Trigger Warning ! The content of what follows may be a trigger for those who have experienced sexual abuse or grooming. I just wanted to be noticed and he saw me. I wanted to feel like someone actually cared, and he made me feel special. I wanted to feel worthy of gifts for once, and he showered me. I wanted to show everyone else that I was somebody. And before I knew it I was somebody, somebody to be abused. At first I was the one, the only one. I seemed like the centre of his world. He’d pick me up, he told me I was beautiful, he showed interest, what I thought was care. And instead of going around dragging my life baggage, of being ignored, of abuse, of care homes, of being picked up and dropped time and time again, by relatives, by professionals, I started to float on air. The baggage weighed nothing because I was somebody. Instead of assuming the colour of my environment, I stood out. And because I was seen, somebody lifted my bags, somebody helped me on my way. Little did I know that while my back was turned the plans for further …
Daydreaming is something usually frowned upon, at least when it’s teenagers doing it! Usually because they are supposed to be concentrating on a lesson, an instruction, a discussion about their behaviour or some other thing that at least you deem to be important. And they seem to do it so much. “Why can’t they just focus?” is a common desperate plea. Yet there are good reasons why teenagers and children seem to spend a lot of time daydreaming. In many ways, rather than us sending out the message that they need to focus more, we need to take a lesson from them in that we need to dream more. While some work often needs to be done to get them to do their dreaming at more appropriate moments, there are good reasons why teens often feel that the world and life has more possibilities for them than we as older adults often do, why they take risks, and why they usually have the resilience to bounce back when things don’t go quite their way. And particularly for those troubled teens who feel swamped in their current circumstances, rather than discouraging dreaming we need to be actively encouraging them. “But why?” …

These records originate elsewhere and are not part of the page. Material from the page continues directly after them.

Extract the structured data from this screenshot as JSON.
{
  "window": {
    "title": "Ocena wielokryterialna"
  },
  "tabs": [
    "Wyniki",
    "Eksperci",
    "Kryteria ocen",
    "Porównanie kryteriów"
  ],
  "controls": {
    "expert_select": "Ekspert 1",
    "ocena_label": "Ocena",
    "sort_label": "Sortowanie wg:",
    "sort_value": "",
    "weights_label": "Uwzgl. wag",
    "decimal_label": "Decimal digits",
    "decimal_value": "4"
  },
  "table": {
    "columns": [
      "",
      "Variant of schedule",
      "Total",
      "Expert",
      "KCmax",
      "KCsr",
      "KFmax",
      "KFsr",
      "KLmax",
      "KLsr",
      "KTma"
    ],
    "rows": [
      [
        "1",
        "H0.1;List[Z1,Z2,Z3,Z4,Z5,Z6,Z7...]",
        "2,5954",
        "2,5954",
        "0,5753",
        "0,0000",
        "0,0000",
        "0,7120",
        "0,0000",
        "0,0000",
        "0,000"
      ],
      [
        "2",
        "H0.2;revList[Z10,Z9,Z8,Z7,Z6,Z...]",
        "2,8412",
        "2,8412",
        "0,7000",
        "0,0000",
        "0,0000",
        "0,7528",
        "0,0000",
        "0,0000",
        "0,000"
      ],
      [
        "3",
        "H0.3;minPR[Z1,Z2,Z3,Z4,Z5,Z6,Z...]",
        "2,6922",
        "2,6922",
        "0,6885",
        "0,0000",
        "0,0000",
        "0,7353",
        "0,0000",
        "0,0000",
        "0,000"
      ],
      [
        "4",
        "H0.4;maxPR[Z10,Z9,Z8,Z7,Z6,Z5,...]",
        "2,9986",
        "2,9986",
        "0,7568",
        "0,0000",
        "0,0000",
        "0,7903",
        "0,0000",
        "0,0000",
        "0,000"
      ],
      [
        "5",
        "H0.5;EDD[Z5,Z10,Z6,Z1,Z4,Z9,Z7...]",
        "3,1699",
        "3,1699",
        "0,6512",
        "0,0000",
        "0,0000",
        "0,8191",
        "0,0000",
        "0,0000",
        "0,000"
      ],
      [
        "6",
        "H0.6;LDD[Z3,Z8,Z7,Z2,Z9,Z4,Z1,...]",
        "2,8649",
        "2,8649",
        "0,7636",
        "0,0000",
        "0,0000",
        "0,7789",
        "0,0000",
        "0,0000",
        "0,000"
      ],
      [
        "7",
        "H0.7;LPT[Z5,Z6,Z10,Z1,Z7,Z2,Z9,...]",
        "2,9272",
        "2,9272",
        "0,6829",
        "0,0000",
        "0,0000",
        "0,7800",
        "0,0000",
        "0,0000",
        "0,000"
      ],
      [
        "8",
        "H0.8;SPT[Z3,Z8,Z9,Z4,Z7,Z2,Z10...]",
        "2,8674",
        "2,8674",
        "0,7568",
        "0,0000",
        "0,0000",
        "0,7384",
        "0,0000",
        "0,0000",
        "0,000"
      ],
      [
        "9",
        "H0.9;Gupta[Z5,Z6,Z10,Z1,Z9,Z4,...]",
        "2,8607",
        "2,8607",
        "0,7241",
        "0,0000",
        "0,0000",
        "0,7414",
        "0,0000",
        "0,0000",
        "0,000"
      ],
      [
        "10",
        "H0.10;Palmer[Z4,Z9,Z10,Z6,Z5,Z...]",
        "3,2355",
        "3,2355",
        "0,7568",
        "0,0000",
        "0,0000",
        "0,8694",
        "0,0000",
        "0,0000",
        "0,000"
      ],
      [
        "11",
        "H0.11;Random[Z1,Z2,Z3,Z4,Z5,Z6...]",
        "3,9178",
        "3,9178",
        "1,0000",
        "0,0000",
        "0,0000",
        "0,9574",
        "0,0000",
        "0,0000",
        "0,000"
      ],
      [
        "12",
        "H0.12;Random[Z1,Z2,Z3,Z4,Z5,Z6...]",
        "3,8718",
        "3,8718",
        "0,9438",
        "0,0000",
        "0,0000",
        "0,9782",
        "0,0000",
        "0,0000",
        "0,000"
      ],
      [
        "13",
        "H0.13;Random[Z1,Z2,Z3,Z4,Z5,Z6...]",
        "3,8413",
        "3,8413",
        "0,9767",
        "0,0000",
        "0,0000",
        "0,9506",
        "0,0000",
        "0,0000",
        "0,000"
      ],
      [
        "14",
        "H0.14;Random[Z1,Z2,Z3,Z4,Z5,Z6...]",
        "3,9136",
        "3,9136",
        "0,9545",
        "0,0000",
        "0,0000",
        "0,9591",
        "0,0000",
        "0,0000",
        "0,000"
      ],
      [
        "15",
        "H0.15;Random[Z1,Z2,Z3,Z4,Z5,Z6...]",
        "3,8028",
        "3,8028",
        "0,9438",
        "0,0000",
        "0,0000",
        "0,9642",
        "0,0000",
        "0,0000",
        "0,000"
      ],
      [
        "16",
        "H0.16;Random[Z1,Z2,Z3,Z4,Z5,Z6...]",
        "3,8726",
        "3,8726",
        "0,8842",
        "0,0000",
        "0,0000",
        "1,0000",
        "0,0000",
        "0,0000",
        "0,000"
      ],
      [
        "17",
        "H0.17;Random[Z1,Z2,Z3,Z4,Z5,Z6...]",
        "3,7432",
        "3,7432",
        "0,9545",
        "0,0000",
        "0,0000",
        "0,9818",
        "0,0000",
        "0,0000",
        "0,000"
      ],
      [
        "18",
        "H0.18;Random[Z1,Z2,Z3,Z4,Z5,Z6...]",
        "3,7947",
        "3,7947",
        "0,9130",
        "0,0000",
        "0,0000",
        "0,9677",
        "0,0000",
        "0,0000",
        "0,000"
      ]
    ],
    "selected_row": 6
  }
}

They love you. They think you’re a great laugh. You’re the cool one, the laid back one. The one who can shoot the breeze with the best of them. As great as the relationship may seem though, we always have to ask the question of ourselves- is this where it begins and ends? Are we doing everything we can to help our teens, to help them get to the point of change, of progressing and growing as individuals?